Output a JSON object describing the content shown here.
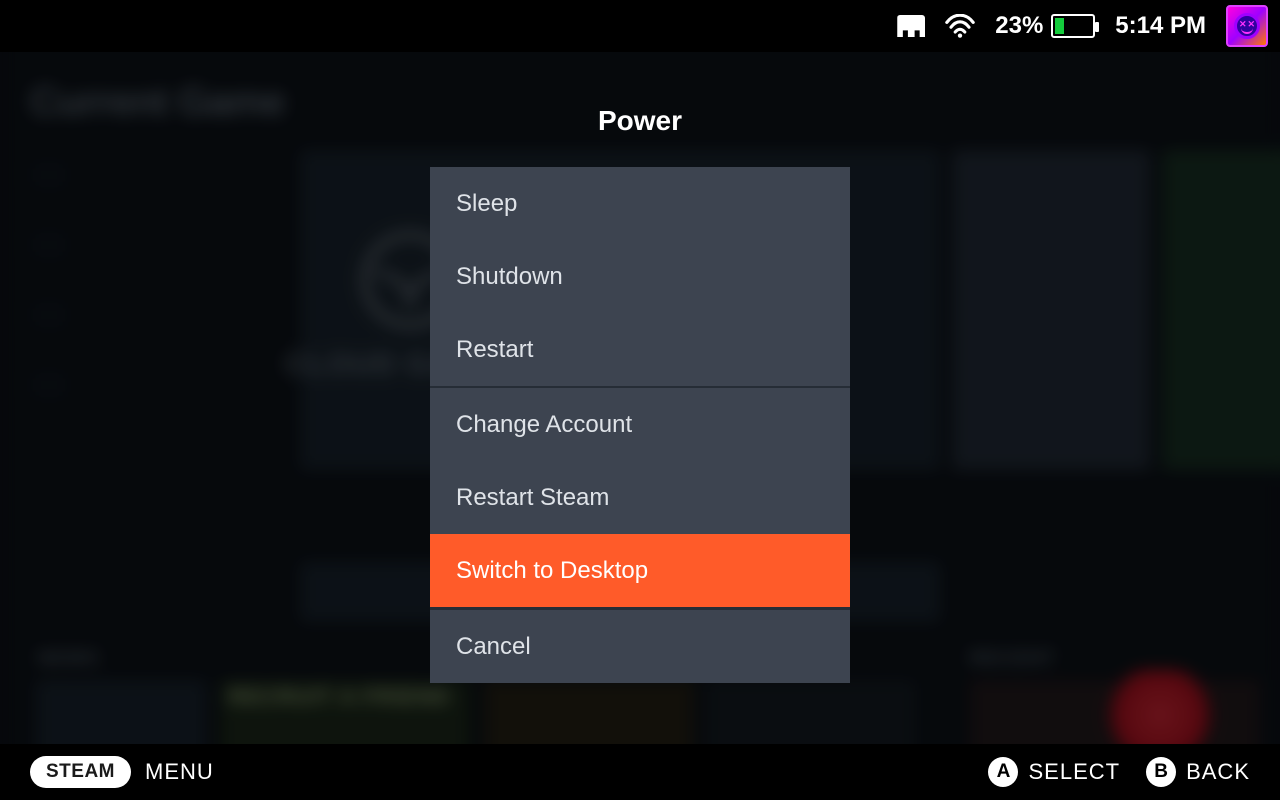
{
  "statusbar": {
    "icons": {
      "sd": "sd-card-icon",
      "wifi": "wifi-icon"
    },
    "battery_percent": "23%",
    "battery_fill_pct": 23,
    "battery_color": "#14cc3c",
    "time": "5:14 PM",
    "avatar_name": "user-avatar"
  },
  "background": {
    "heading": "Current Game",
    "big_tile_label": "CLOUD GAMING",
    "news_label": "NEWS",
    "right_label": "RECENT",
    "recruit_label": "RECRUIT A FRIEND"
  },
  "power_menu": {
    "title": "Power",
    "groups": [
      [
        {
          "id": "sleep",
          "label": "Sleep",
          "selected": false
        },
        {
          "id": "shutdown",
          "label": "Shutdown",
          "selected": false
        },
        {
          "id": "restart",
          "label": "Restart",
          "selected": false
        }
      ],
      [
        {
          "id": "change-account",
          "label": "Change Account",
          "selected": false
        },
        {
          "id": "restart-steam",
          "label": "Restart Steam",
          "selected": false
        },
        {
          "id": "switch-desktop",
          "label": "Switch to Desktop",
          "selected": true
        }
      ],
      [
        {
          "id": "cancel",
          "label": "Cancel",
          "selected": false
        }
      ]
    ]
  },
  "footer": {
    "steam_label": "STEAM",
    "menu_label": "MENU",
    "a_glyph": "A",
    "a_label": "SELECT",
    "b_glyph": "B",
    "b_label": "BACK"
  },
  "colors": {
    "accent_selected": "#ff5b29",
    "menu_bg": "#3d4450"
  }
}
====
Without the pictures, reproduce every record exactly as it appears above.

§ **Exercise response**
Output a JSON object describing the content shown here.
{
  "statusbar": {
    "icons": {
      "sd": "sd-card-icon",
      "wifi": "wifi-icon"
    },
    "battery_percent": "23%",
    "battery_fill_pct": 23,
    "battery_color": "#14cc3c",
    "time": "5:14 PM",
    "avatar_name": "user-avatar"
  },
  "background": {
    "heading": "Current Game",
    "big_tile_label": "CLOUD GAMING",
    "news_label": "NEWS",
    "right_label": "RECENT",
    "recruit_label": "RECRUIT A FRIEND"
  },
  "power_menu": {
    "title": "Power",
    "groups": [
      [
        {
          "id": "sleep",
          "label": "Sleep",
          "selected": false
        },
        {
          "id": "shutdown",
          "label": "Shutdown",
          "selected": false
        },
        {
          "id": "restart",
          "label": "Restart",
          "selected": false
        }
      ],
      [
        {
          "id": "change-account",
          "label": "Change Account",
          "selected": false
        },
        {
          "id": "restart-steam",
          "label": "Restart Steam",
          "selected": false
        },
        {
          "id": "switch-desktop",
          "label": "Switch to Desktop",
          "selected": true
        }
      ],
      [
        {
          "id": "cancel",
          "label": "Cancel",
          "selected": false
        }
      ]
    ]
  },
  "footer": {
    "steam_label": "STEAM",
    "menu_label": "MENU",
    "a_glyph": "A",
    "a_label": "SELECT",
    "b_glyph": "B",
    "b_label": "BACK"
  },
  "colors": {
    "accent_selected": "#ff5b29",
    "menu_bg": "#3d4450"
  }
}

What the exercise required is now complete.